## Task
Below are some entries; state how many of their lines include the word "Progress" and give no more than that number.

## Record excerpts
++++

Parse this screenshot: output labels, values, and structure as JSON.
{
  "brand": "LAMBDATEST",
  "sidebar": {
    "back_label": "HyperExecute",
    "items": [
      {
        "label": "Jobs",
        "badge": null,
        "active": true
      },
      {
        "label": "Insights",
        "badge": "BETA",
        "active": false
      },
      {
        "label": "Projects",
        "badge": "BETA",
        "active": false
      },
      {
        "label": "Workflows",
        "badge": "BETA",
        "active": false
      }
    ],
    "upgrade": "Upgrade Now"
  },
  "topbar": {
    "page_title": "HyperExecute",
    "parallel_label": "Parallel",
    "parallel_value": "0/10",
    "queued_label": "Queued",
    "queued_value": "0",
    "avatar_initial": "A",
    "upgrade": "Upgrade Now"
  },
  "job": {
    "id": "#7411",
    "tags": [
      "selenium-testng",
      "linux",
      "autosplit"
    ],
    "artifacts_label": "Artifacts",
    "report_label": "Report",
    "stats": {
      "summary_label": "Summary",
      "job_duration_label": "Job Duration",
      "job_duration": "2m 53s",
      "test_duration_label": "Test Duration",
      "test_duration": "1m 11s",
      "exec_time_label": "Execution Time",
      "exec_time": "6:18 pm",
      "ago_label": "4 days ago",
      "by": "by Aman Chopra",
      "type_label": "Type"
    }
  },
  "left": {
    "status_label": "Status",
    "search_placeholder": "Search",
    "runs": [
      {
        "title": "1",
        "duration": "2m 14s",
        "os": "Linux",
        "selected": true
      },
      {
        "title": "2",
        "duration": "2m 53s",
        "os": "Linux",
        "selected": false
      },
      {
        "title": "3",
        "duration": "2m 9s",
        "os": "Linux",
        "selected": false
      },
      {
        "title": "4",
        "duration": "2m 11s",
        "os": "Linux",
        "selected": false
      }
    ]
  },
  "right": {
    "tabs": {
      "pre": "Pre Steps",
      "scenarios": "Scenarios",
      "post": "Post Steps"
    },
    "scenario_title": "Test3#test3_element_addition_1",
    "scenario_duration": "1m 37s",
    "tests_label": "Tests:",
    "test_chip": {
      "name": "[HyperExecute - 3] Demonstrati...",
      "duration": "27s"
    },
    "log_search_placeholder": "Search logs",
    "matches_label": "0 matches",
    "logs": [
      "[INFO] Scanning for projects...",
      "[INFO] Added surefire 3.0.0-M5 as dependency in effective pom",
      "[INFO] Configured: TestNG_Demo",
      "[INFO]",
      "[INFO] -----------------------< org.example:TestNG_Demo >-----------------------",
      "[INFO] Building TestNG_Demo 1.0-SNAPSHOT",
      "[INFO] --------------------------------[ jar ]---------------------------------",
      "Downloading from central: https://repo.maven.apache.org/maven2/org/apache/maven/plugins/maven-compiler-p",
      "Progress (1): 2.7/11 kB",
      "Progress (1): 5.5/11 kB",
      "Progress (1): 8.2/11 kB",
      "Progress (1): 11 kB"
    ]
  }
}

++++

## Solution to this exercise
4